When you’re in the mood for a pep talk, who better to turn to than a well-networked, optimistic mentor who is naturally in your corner? That friendly shoulder is the role that “Masters of Scale” wants to play.
Inspired by LinkedIn co-founder and Greylock partner Reid Hoffman’s hit podcast, the new book, co-authored by Hoffman along with podcast executive producers June Cohen and Deron Triff, came out this week. Riddled with anecdotes and actionable takeaways, the book’s strength is wholly related to the sheer diversity of entrepreneurs that are represented in the text. Beyond sticking to tech leaders, the book draws lessons from Spanx founder Sara Blakely, Starbucks founder Howard Schultz and Union Square Hospitality Group CEO Daniel Meyer. Like any good mentor, the book is realistic. Mentors know you aren’t Bumble’s Whitney Wolfe Herd or Airbnb’s Brian Chesky yet, but can extract universally applicable lessons from those leaders so that you can relate to them.
While press wasn’t a main character in the book, “Master of Scale” has already changed my perspective on how I interview founders. Lessons from Tristan Walker made me want to ask more questions about founders, and their most controversial beliefs, rather than how they plan to spend their new round of funding. A note from Andrés Ruzo made me realize that a startup that makes too much sense might be a comfortable read, but it might not be a moonshot that disrupts the world; in other words, pursue the startups that have too much seemingly foolish ambition — because they may be where the best strides, and stories, are made. Finally, it confirmed my belief that the best litmus test for a founder is if they are willing to talk about the hardships ahead of them in an honest, humble way.
Through every feel-good story, I waited for the pandemic to be addressed. The pandemic’s impact on startup advice was largely isolated to a single chapter about the art of the pivot. Instead of interspersing advice on how to deal with the pandemic’s impact on venture capital, funding and markets more broadly, the book limited its references to the cataclysmic event. This choice keeps the advice smartly evergreen. That said, I felt like the book’s choice to not talk much about the ugly within startupland creates an imbalance of sorts. It would have benefitted from talking directly about divisive dynamics, ranging from how WeWork’s Adam Neumann impacted the way we talk about visionary founders, Brian Armstrong’s Coinbase memo and what it means for startup culture, or even the role of the tech press today. One could argue that the book never claims to be journalistic, and instead wanted to play the role of a cheerleading mentor, not a cynical one.
Writing a book based on a hit podcast isn’t necessarily a walk in the park. Audio is an entirely different medium from written text, and it takes a certain finesse to translate into text the charisma and humility of vocal banter. Hoffman and the authors thus certainly shine brighter in some stories than others, leaning heavily on a repeated, yet effective storytelling arc throughout the text: introduce problem, present aha moment, offer solutions and share universal lessons.

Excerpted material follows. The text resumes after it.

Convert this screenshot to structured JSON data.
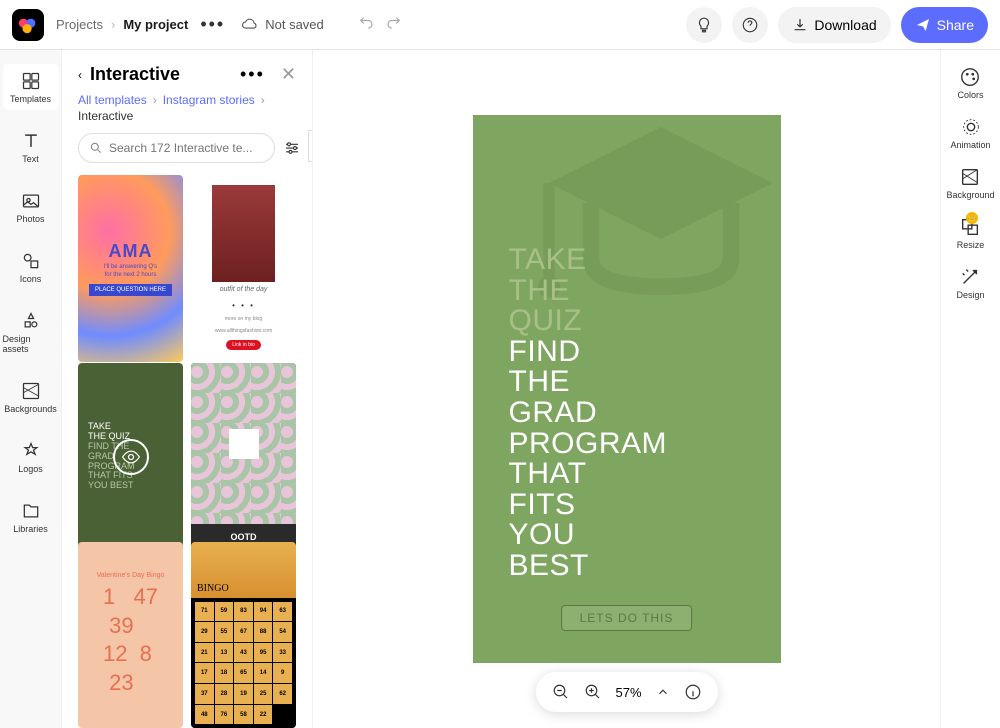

I read the book over a weekend; I recommend the same move for any aspiring entrepreneur, techie or startup journalist looking to pick up a copy. Reid and the coauthors will do a fantastic job connecting the dots of over 70 entrepreneurs for you, but the real magic will come from what happens when you pause in between the stories — either to Google a founder you resonate with, to change up your interview style or to finally start working on the idea you one day may just blitzscale.